Battling China in the region
A news report over the weekend stated that China has warned India to stay off its ‘own colony’ Sri Lanka. For China, India is a major competitor in Asia. On the one hand, it has suggested that India join the China Pakistan Economic Corridor (CPEC) and One Belt One Road (OBOR) projects which it has initiated while conversely it has ensured that India is kept at a distance in every international forum. While borders remain peaceful, transgressions continue although a strong Indian response indicates that India is capable of responding. The Indo-China border dispute lingers on, with China raking up the Arunachal Pradesh and Dalai Lama issues at frequent intervals. Chinese actions and words have always been at variance.
To embarrass India, it has repeatedly blocked the UN from designating Azhar Masood as an international terrorist despite the West joining hands with India to push the case. It has also prevented India’s entry into the NSG. It would never accept India as an equal in the UNSC. Its support to Pakistan is well known, hence it would never permit anyone to criticise it in any international fora. It continues to arm Pakistan, ensuring that it remains a thorn in India’s military and economic development. Its involvement in the CPEC and Gwadar port only enhances security concerns for India.

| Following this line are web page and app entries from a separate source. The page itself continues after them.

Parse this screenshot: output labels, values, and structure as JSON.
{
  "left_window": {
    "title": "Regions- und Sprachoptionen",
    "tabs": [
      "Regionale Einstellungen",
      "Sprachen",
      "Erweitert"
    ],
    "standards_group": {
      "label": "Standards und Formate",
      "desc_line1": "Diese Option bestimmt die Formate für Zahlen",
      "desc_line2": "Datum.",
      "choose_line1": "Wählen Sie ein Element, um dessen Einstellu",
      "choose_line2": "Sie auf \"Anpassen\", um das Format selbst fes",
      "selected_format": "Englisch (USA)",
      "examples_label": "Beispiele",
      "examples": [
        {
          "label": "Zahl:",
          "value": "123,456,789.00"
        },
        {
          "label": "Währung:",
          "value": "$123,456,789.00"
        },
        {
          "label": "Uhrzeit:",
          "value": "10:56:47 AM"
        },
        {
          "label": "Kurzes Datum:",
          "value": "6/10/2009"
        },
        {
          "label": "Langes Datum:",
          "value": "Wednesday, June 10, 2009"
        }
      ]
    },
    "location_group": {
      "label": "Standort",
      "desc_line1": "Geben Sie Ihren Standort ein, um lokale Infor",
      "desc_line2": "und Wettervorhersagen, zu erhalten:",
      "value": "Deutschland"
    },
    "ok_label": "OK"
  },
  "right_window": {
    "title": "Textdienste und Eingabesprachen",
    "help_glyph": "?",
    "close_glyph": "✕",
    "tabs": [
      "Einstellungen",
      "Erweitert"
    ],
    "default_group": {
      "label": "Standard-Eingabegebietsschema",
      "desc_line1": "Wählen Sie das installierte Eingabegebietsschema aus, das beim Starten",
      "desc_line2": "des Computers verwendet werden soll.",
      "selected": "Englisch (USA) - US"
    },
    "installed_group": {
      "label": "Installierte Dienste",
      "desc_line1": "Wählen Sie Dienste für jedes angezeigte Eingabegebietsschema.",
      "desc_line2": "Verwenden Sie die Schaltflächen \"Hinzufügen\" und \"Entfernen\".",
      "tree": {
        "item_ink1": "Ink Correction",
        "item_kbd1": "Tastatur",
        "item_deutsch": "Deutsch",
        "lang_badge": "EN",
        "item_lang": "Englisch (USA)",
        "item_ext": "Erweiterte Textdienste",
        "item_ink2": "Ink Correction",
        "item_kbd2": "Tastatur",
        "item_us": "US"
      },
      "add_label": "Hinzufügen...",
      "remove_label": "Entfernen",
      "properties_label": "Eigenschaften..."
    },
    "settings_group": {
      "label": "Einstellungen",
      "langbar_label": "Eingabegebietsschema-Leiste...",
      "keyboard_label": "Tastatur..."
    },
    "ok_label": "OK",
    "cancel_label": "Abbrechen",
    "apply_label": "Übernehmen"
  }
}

China is now seeking to become a dominant power in the sub-continent, offsetting India. While it cannot influence the region directly by political means, it has begun employing its economic lever. It has enhanced its investment in Nepal aiming to reduce Indian influence and has bulldozed its way into Sri Lanka, taking over the Hambantota port on lease for 99 years. Its investments in Myanmar and base in Coco Islands are designed to counter Indian domination in the Indian Ocean. It has provided submarines to Bangladesh as also increased economic investments in the country. China is in secret talks with the Taliban, while seeking to gain leverage in Afghanistan. In the Maldives, with the present government being anti-India, Chinese investments have increased and it is also likely to develop an airport there. The only country where it has yet to make deep forays in India’s vicinity is Bhutan.
Most countries in the sub-continent are economically weak. They desperately seek investments and infrastructure development. Presently, India’s influence in the neighbourhood is such that heads of state make New Delhi their first port of call. While India provides them with aid and seeks to incorporate them in its growth, however being a democracy it takes time before promised investments take root, since funds are dependent on nature of projects, as against China which moves much faster.
A clear case has been the Chabahar Port in Iran. India has yet to make any headway as it still awaits Iran’s response, prior to transferring funds for commencement of the project, while in China’s case, the intention to develop the CPEC was announced in Nov 2014 and it has already been operationalized. In addition, China’s economy is five times the size of India’s.
China’s investment in the region is pushing India to a secondary position. The investment also opens doors for Chinese goods, which are much cheaper and result in reduced Indian imports. Thus, nations end up with an adverse balance of payments which China can subsequently exploit. India’s attempts to challenge Chinese power in both Mongolia and Vietnam made almost no progress. Mongolia buckled under Chinese economic pressure and agreed to never invite the Dalai Lama again, while gently ignoring India’s offer of aid. Vietnam though still in touch with India for military purchases, is moving forward cautiously, mainly due to Chinese offers of investment and development. Even the Philippines, a close US ally, melted to Chinese economic offers and was even willing to break its American shackles.
China may be militarily superior to India, however is unsure of challenging it with an assured measure of success. Hence it follows the transgressions route. It is also aware of Indian influence in the region, which has existed for decades. Further, militarily it cannot influence the region and has therefore commenced employing its economic power to show that economic might can change balance of power in any region.
Simultaneous to investment, Chinese media representing Beijing warns India against interfering, blocking or hampering their investments. A clear case has been the unrest following grant of land in Sri Lanka for which China blamed India. In Nepal’s case, it has warned India against interfering in its investment and development activities once the anti-India government of Oli was replaced. By issuing such statements it conveys a message that it is willing to challenge India for a leadership role in the region.
China’s increasing investments are in the shape of loans; and China leverages these effectively. It has already succeeded in Sri Lanka and would soon do so in Nepal and Maldives. Recent reports indicate that Chinese submarines have begun docking in Chinese-run ports in Sri Lanka, enhancing security concerns for India. While Pakistan is a Chinese province in almost every sense of the term, considering its depth of investment, the others are likely to follow.
India has been observing these developments but has been unable to match Chinese investments or stem its actions. Its only option is to continue diplomatic engagement, as also remain a strong supporter for the region. It needs to monitor Chinese military cooperation with countries of the region. However, diplomatically India needs to tread with caution, as deterioration in ties could easily push fringe nations into the Chinese fold, enhancing security concerns. For countries in the region, playing the India versus China card would benefit them in the short term, as they have nothing to lose while the big brothers battle it out. The long term may be different, when China begins claiming its pound of flesh.
The writer is a retired Major-General of the Indian Army.
Source:- the Stateman